2006 Fiat Grande Punto
The heavy bleeding has stopped at Fiat. Thank the Grande Punto
By MATT DAVIS
AutoWeek | Published 05/12/06, 3:41 pm et
AT A GLANCE:
2006 FIAT GRANDE PUNTO 1.9 MULTIJET SPORT
ON SALE: Now
(not in North America)
BASE PRICE: $21,000 (est.)
POWERTRAIN: 1.9-liter, 128-hp, 206-lb-ft turbodiesel I4;
fwd, six-speed manual
CURB WEIGHT: 2645 lbs
0 TO 62 MPH: 9.5 seconds (mfr.)
Meet the car that pulls the lion’s share of the weight around the halls of Turin. What you see is the fourth-generation Fiat Punto, called Grande Punto for its perceived greater exterior size. While the third-generation Punto launched in mid-2003 was essentially a gen-two Punto with a new front-half shell, gen-four is a completely fresh car.
From certain angles the Grande Punto looks like a bite-size Maserati Coupe. Italdesign-Giugiaro did the designs for both cars. But if only the base Maserati could share even a splinter of the Grande Punto’s forecasted first-year sales (September 2005 to September 2006) of more than 400,000 units.
The Grande Punto will exceed all such forecasts according to analysts, and that is good news for Fiat. In calendar year 2005, Fiat-brand sales were up 12 percent in Europe. In January and February 2006, Grande Punto was the best-selling car in the European Union, the toughest market in the world to make significant headway due to saturation.
In this B-segment, the top engine spot is held almost exclusively by four-cylinder common-rail direct-injection diesels. We went straight for the 1.9-liter turbo Multijet Sport. Its 128 hp is one reason; 206 lb-ft is a bigger one. In a small hatchback, that much juice catapults one from every stoplight.
And the three-door Sport edition is a strong-willed horse that needs practice to master. Once the interaction between six-speed manual, engine revs and clutch takeup is in sync, it’s a thoroughly engaging European experience.
These 17-inch wheels and sport suspension can be overkill on Italy’s rougher sections of road, but on smoother stuff they are great fun. In tighter curves the Sport model is a giant killer. Challenged frequently by northern Italy’s little hot rodders, we held our own at every try. And not a single puff of black smoke out back, not even when accelerating hard uphill.

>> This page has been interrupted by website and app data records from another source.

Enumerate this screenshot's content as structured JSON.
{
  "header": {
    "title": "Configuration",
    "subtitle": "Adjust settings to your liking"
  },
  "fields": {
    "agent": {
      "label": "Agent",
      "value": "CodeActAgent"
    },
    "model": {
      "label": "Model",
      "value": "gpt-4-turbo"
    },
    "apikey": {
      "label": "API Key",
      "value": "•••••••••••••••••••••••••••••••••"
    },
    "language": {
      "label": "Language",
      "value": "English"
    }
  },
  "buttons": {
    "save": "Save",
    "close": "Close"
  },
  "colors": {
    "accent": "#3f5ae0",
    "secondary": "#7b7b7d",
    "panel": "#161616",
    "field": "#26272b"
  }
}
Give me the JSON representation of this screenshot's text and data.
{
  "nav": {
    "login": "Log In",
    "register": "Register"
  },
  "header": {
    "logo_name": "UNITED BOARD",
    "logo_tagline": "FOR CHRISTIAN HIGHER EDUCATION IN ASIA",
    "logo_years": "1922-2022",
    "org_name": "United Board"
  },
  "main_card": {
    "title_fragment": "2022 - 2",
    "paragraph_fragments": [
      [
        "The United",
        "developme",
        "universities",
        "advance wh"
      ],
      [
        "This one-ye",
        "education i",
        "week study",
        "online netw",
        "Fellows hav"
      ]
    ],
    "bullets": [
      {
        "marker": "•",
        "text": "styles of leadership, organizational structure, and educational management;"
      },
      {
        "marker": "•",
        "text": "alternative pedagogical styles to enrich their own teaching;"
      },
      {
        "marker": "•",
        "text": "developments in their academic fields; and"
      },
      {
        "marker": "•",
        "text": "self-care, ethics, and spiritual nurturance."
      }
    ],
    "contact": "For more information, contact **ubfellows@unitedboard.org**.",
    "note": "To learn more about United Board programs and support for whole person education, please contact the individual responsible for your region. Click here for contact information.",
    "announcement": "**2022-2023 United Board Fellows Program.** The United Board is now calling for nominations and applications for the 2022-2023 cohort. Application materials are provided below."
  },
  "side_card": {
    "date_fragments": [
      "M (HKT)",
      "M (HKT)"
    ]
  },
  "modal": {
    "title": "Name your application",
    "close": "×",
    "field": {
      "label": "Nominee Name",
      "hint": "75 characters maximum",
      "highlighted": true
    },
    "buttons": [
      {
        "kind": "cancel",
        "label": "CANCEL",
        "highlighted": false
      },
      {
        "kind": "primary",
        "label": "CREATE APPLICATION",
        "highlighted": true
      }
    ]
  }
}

Giugiaro’s bodywork is a selling point. We also appreciate it in this way, but it sits a little high on the new small-car modular architecture. And while the exterior looks bigger than the old model, interior space is about equal to what it was before. Nonetheless, the whole package is far more grown-up.
The GM-Fiat alliance created a few gems, and this architecture first seen on the Opel Corsa is a big improvement over the old Punto chassis. Ride and handling are finally competitive globally.
Two small gas engines (1.2- and 1.4-liter) produce 65 and 76 hp, while I4 diesels (1.3- and 1.9-liter) range from 74 hp to the Sport edition’s 128 hp.
Grande Puntos are now built at the Melfi plant in southeast Italy, but a second line at the Mirafiori plant in Turin is due to open this month. The big seller in key markets will be the 1.3-liter, 16-valve, 89-hp Multijet turbodiesel.
Seeing as Fiat’s past 20 years were full of difficulties and disillusionment, the company is cautious regarding the ambitious sales projections. The greatest B-segment test of all will hit as you read this article: the Peugeot 207. If the new Peugeot proves as great a car as its advance publicity states, the soaring success of the Grande Punto could stall.
On the other hand, if the Grande Punto holds its own against the highly favored 207, Fiat will finally and truly have crested its wave of troubles.